    Dr. Kate M. Miltner’s research examines the circulation of power within digital contexts, with a particular focus on the (re)production of structural inequalities within sociotechnical cultures and institutions. Her current research explores the global “Learn to Code” phenomenon—what she calls “the coding fetish.” This research puts the current coding obsession into historical context, explores the structural power dynamics within coding schools in the United States and the United Kingdom, and investigates the outcomes for students who attend coding programs.

    Dr. Miltner received her PhD from the Annenberg School for Communication and Journalism at the University of Southern California. She is currently engaged in post-doctoral research at the University of Edinburgh. Her publications address a variety of topics relating to inclusion and exclusion within digital cultures, including internet memes, animated GIFs, online antagonism, emoji, and big data. Her work has appeared in New Media & Society, Society, Technology and Human Values, Social Media & Society, International Journal of Communication, First Monday, Feminist Media Studies, and Mobile Media and Communication, as well as in Wired, Slate, The Atlantic, The Guardian, Time, and the BBC.

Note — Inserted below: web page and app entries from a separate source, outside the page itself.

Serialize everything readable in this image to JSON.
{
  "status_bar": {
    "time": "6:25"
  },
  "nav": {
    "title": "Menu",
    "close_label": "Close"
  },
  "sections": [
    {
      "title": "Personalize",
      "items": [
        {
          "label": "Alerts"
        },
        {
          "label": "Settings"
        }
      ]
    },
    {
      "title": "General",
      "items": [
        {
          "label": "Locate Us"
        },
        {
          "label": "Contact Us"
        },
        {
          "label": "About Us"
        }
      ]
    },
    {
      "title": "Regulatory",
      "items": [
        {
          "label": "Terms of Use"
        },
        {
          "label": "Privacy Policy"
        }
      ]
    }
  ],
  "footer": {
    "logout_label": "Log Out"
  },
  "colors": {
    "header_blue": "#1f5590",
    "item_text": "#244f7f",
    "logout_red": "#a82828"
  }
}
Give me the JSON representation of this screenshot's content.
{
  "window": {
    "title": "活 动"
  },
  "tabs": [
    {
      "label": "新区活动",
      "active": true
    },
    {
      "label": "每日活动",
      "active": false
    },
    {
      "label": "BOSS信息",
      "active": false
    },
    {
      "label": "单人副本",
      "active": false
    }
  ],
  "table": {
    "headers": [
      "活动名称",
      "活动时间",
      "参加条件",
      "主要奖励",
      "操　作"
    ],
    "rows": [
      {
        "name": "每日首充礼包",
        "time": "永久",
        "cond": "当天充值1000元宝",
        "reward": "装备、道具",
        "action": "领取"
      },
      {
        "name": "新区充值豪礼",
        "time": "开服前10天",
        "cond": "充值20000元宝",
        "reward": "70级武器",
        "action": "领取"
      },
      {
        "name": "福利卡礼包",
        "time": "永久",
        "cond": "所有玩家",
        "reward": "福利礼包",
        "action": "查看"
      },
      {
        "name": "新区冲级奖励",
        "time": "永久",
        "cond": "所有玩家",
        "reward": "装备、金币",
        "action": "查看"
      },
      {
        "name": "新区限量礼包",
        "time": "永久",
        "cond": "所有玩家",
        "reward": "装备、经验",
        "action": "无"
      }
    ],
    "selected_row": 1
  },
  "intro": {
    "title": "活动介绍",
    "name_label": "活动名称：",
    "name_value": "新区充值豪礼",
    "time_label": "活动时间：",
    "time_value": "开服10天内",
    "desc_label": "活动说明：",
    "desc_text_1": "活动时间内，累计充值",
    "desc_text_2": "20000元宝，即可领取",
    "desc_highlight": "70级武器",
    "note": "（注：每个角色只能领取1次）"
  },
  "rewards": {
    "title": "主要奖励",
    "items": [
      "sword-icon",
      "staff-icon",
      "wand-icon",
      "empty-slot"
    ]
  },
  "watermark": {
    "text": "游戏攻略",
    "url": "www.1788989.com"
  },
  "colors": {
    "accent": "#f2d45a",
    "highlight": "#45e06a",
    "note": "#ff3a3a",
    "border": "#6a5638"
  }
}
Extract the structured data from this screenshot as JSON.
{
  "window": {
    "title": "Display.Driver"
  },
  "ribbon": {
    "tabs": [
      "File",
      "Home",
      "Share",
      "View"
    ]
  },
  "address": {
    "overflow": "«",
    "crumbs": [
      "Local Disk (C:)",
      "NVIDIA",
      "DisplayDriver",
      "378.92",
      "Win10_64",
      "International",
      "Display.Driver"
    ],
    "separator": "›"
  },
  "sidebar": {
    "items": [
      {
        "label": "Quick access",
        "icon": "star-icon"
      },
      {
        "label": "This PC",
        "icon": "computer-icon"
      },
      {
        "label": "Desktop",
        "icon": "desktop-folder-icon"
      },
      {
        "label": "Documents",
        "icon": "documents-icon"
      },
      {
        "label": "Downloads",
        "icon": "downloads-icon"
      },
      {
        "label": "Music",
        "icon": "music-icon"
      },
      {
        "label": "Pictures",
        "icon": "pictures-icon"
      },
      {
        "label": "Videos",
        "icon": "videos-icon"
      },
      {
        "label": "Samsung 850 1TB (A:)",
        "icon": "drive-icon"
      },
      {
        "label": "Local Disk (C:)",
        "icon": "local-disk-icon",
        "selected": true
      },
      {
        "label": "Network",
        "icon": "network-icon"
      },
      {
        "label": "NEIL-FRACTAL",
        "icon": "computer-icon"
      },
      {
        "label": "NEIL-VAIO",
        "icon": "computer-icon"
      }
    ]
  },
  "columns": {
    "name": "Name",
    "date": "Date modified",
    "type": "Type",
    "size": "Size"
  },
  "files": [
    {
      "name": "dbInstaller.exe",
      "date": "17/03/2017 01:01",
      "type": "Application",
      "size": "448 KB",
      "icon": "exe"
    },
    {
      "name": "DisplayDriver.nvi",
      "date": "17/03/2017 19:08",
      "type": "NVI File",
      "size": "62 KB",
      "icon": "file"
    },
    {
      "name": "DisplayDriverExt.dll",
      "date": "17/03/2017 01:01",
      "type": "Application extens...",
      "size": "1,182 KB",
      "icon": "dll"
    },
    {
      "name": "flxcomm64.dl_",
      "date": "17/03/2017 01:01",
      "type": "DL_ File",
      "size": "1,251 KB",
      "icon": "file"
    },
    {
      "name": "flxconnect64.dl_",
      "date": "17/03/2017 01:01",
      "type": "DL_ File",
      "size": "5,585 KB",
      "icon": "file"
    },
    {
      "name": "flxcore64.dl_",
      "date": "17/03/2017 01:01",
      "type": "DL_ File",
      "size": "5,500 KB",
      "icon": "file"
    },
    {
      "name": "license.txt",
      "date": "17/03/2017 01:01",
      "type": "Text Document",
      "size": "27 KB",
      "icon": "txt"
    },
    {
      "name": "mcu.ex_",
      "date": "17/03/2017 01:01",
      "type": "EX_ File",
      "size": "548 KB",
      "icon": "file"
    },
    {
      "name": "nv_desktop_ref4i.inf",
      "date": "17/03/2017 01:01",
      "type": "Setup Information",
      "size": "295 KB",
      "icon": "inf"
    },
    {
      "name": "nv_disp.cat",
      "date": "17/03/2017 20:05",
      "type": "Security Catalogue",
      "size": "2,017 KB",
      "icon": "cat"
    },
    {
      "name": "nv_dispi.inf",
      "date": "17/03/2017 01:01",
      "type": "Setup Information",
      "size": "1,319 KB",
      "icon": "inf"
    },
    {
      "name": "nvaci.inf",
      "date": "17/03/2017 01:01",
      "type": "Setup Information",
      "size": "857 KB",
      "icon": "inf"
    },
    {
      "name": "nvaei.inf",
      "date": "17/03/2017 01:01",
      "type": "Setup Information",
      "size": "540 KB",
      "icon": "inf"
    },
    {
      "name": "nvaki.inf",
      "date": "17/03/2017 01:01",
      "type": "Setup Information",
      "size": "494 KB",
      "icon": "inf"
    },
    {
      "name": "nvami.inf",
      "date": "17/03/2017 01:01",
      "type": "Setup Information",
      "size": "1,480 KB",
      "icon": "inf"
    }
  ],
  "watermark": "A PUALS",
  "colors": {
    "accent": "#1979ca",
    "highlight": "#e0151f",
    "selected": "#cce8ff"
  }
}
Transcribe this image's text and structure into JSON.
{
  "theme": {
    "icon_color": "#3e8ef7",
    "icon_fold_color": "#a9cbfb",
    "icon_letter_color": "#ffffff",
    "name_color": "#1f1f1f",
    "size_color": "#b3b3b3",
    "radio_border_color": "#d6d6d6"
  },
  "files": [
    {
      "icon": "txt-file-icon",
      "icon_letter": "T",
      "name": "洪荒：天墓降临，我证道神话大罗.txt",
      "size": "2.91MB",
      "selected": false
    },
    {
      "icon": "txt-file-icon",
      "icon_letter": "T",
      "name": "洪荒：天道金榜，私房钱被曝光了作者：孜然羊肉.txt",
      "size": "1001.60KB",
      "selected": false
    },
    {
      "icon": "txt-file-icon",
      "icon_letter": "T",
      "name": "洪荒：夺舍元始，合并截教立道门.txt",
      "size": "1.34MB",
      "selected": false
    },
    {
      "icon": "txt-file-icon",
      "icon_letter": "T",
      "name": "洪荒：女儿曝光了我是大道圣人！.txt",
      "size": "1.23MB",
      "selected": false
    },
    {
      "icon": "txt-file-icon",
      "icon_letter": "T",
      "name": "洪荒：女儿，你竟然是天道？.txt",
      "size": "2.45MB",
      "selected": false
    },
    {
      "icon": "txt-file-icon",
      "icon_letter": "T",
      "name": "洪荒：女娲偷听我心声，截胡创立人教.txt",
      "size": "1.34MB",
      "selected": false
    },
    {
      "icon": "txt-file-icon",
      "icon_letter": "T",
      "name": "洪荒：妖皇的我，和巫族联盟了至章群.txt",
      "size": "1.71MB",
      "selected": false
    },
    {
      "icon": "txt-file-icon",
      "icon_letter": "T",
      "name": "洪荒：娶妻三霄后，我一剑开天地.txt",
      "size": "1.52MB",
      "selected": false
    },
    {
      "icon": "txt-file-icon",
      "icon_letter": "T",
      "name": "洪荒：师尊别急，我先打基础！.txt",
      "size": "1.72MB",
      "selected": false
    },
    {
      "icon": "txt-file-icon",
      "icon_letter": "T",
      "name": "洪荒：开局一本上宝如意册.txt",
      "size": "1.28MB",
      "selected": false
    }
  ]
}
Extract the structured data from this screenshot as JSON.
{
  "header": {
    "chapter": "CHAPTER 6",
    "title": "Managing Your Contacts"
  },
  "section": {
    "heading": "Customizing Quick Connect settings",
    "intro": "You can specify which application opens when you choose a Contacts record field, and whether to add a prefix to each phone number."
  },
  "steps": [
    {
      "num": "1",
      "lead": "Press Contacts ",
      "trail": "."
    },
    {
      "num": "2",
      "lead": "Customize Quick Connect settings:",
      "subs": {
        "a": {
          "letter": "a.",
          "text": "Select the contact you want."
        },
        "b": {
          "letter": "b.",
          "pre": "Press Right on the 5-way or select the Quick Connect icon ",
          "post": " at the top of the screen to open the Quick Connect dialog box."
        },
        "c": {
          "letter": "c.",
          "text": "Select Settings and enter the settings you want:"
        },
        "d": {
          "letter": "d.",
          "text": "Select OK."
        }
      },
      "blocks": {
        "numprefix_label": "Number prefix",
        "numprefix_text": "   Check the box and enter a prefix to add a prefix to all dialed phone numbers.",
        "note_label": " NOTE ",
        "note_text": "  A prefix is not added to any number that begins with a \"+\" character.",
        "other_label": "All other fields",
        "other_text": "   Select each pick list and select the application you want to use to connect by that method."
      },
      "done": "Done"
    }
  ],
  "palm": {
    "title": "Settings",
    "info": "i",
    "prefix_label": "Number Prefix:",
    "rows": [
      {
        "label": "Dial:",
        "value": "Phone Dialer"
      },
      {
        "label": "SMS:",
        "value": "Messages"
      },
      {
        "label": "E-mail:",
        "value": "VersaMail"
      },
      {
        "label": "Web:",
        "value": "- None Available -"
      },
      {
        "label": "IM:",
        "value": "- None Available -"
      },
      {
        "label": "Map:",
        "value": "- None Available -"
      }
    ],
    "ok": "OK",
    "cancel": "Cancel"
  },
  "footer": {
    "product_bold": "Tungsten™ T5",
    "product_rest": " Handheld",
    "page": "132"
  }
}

    Brianna Wiens is a PhD candidate in Communication & Culture. Wiens’s research is motivated by intersectional, queer, and trans feminist politics and sits at the nexus of feminist technoscience, queer affect, and feminist new materialism. Wiens is a co-convener of the qcollaborative, an intersectional feminist research design lab. She is currently the lead research assistant on a SSHRC Insight Development project on digital aesthetic resistance and a HeforShe Impact study on collaborative and creative feminist approaches for building supportive communities for diverse groups of students across campus.